YOUR ASSIGNMENT:
Copy out lines with the word "generator" from the material that follows.

DATA SUPPLIED:
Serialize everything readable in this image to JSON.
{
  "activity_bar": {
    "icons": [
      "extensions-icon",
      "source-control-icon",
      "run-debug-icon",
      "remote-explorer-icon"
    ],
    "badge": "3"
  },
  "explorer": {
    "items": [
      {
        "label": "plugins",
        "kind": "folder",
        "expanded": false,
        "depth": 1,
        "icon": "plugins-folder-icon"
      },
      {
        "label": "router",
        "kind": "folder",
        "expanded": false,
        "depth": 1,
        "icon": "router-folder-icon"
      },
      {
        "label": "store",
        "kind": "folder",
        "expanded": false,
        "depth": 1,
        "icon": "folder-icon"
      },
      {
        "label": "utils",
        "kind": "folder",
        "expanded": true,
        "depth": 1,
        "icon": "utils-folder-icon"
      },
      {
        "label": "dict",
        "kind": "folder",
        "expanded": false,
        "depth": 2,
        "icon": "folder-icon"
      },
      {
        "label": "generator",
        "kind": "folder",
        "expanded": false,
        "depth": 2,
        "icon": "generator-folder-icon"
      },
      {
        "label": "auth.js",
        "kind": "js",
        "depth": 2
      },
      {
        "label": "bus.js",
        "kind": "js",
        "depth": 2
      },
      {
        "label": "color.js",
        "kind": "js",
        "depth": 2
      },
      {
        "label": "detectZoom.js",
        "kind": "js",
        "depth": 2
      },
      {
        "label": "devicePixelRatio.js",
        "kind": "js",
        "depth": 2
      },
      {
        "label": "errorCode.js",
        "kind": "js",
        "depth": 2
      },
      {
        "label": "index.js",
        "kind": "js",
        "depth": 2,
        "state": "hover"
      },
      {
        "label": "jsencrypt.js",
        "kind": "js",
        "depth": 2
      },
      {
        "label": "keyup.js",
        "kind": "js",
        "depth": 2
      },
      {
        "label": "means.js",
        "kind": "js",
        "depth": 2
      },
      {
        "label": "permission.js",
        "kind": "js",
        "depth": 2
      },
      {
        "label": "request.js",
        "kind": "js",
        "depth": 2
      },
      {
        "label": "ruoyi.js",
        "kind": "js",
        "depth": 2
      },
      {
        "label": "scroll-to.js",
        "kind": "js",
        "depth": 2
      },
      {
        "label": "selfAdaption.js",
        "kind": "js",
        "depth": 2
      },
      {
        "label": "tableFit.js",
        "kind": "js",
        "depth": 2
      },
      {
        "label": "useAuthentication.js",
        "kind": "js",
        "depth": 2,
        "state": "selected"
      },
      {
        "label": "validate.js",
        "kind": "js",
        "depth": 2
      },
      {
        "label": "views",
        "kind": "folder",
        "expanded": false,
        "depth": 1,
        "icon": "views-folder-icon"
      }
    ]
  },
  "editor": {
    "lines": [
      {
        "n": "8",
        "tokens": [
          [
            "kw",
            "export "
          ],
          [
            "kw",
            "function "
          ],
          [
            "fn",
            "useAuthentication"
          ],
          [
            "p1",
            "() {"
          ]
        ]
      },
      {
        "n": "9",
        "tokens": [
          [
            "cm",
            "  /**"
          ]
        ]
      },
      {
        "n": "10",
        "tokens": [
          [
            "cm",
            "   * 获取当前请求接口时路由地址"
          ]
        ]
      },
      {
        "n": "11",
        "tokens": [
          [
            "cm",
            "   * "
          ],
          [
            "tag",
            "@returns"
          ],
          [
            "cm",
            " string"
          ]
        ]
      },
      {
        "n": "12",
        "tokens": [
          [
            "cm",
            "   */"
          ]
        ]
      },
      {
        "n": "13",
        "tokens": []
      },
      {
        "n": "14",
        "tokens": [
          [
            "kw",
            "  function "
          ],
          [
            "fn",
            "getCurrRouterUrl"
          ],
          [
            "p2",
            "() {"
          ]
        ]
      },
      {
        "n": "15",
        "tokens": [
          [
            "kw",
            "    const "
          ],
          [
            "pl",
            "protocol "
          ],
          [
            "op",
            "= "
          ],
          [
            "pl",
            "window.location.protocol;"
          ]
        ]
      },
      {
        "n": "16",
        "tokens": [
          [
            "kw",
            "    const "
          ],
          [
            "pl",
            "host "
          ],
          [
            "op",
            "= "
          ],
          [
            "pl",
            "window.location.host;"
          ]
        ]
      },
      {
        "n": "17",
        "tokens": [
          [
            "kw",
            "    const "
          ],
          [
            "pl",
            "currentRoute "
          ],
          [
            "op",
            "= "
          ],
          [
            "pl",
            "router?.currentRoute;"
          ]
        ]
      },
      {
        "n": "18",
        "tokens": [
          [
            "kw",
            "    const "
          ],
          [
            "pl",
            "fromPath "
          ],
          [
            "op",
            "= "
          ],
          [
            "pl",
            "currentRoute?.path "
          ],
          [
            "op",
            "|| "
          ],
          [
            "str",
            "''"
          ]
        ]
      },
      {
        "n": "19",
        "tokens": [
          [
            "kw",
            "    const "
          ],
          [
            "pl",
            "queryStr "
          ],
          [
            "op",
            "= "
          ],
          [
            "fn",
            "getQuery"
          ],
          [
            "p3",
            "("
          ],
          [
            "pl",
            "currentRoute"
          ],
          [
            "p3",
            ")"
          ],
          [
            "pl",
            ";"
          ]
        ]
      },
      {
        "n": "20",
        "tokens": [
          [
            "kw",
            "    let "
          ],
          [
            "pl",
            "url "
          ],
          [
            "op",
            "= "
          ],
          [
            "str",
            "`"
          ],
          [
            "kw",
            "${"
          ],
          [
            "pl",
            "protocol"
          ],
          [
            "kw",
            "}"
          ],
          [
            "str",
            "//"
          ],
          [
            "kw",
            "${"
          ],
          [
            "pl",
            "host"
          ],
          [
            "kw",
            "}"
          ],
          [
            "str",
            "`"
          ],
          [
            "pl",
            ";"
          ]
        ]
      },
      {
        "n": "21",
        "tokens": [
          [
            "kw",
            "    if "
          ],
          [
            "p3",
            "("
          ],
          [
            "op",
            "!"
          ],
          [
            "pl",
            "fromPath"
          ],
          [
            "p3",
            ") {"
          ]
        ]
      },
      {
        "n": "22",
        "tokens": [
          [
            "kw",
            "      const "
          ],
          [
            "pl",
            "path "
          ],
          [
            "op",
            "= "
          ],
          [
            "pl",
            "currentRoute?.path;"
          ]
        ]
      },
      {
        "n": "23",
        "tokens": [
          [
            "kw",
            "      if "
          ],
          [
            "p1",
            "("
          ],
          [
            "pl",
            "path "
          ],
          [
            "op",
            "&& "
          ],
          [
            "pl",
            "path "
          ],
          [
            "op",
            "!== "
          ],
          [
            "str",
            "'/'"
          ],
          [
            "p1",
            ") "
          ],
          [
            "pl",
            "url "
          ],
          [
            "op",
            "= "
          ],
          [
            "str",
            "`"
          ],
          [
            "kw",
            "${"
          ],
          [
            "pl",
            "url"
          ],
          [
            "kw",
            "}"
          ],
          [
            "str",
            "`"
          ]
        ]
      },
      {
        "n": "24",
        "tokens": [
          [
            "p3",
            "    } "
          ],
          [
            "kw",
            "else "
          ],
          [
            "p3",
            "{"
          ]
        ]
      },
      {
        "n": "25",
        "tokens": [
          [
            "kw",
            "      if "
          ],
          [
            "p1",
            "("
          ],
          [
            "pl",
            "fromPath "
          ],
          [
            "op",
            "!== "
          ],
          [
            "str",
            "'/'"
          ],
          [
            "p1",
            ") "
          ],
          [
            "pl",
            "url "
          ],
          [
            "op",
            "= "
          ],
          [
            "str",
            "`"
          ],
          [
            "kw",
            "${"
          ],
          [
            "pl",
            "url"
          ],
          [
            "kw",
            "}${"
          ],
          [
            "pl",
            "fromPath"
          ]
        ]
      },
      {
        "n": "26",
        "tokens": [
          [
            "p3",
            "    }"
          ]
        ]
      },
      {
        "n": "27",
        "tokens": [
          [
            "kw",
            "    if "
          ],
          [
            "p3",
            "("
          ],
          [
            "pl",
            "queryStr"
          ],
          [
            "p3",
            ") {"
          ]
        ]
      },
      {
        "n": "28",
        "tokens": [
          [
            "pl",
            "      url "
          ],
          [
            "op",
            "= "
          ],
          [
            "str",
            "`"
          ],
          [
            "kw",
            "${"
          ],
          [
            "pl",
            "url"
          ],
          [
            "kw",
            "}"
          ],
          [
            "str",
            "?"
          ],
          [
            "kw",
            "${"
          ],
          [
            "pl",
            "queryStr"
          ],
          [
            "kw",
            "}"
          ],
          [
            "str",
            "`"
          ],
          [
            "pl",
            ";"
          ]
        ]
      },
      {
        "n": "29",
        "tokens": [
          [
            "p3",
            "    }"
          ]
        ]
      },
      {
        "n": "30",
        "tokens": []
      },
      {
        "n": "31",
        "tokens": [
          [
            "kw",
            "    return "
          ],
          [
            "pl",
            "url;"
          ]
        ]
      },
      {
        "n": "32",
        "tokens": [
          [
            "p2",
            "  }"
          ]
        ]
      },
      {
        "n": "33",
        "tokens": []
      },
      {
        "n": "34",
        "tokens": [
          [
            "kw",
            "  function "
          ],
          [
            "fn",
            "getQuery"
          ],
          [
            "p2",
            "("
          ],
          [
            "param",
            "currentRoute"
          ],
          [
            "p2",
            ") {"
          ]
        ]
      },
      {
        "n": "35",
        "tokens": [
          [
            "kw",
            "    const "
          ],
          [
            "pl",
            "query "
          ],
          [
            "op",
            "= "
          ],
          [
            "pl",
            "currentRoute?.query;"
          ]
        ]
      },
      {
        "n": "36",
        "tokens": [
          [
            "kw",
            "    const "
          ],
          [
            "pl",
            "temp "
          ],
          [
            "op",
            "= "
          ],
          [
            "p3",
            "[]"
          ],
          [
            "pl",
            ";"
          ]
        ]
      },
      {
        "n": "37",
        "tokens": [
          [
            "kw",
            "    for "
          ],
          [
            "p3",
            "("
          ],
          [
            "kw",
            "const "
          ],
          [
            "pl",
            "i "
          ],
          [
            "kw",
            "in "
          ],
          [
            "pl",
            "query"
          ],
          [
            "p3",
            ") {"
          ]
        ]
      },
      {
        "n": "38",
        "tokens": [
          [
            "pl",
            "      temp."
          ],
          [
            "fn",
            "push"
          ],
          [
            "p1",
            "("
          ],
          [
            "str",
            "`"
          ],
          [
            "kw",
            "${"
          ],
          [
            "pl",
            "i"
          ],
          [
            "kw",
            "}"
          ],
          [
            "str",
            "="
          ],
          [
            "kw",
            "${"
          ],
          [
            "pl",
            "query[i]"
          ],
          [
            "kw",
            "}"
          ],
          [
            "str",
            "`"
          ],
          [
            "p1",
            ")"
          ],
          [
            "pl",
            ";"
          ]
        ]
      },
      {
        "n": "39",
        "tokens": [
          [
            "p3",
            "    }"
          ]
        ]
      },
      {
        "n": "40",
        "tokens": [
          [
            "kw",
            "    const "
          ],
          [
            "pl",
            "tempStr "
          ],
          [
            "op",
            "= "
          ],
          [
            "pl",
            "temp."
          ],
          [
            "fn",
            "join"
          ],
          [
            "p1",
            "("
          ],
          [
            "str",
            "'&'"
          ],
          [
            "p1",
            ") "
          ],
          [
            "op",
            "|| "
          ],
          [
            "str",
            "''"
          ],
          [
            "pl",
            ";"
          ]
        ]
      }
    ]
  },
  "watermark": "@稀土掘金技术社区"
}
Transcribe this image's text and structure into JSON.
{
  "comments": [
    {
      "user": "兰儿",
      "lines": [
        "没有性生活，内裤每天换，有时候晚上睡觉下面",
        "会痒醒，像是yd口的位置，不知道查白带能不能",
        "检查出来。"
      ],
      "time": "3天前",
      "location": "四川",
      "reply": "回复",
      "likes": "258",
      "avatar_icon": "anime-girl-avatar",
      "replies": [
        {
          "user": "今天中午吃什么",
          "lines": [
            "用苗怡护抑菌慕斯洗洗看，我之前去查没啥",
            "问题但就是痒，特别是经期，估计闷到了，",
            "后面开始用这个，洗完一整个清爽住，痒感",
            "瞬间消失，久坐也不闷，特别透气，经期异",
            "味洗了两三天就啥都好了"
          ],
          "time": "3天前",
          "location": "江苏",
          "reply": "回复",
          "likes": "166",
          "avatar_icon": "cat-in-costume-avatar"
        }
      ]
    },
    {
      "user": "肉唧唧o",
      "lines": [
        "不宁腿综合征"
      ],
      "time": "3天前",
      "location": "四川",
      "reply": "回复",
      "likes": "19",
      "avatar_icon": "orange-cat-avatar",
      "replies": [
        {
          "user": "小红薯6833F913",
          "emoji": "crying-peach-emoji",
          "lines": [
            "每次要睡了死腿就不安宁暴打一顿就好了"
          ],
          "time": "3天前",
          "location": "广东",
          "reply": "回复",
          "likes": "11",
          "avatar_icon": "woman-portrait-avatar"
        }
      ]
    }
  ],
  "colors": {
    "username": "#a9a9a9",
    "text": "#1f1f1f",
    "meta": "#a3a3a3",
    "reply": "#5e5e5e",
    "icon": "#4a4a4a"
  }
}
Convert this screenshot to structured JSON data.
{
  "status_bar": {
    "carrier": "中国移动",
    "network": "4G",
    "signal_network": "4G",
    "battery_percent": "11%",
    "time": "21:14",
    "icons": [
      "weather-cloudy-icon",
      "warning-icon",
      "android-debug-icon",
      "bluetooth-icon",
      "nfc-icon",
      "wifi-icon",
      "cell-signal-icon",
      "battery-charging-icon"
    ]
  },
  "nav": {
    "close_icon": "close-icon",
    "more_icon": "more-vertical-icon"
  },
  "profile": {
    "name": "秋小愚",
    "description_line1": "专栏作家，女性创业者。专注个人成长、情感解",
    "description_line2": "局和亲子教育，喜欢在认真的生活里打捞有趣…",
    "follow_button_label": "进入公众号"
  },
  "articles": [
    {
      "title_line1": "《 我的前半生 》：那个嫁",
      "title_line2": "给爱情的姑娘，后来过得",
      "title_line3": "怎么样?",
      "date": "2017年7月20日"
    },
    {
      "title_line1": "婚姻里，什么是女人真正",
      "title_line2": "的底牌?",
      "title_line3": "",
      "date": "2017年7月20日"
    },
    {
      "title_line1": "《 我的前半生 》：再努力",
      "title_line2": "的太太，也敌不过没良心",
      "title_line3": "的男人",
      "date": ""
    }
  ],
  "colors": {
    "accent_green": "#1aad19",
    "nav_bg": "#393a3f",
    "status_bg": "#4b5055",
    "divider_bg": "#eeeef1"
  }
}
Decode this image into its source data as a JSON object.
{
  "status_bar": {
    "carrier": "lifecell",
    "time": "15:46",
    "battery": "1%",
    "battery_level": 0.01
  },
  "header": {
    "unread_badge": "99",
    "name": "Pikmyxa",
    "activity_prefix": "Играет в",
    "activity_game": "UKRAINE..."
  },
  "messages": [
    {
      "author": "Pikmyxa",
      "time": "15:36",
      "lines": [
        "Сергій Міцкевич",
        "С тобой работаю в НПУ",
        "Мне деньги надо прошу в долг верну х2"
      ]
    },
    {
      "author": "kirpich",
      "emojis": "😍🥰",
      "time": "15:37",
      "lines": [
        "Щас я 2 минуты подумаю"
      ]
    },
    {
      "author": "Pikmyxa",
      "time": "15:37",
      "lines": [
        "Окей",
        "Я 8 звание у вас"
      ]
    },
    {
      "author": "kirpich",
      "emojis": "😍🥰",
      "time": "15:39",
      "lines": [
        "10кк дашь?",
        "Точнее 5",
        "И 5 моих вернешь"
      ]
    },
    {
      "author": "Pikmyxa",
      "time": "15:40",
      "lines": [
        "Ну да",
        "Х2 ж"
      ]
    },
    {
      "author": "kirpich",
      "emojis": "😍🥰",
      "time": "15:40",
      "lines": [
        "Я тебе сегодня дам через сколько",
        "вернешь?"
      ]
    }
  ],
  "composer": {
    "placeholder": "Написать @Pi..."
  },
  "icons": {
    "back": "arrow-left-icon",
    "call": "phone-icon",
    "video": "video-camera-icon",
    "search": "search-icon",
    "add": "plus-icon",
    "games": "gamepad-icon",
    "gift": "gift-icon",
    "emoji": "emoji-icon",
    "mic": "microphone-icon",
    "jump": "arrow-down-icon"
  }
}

TASK RESULT:
        "label": "generator",
        "icon": "generator-folder-icon"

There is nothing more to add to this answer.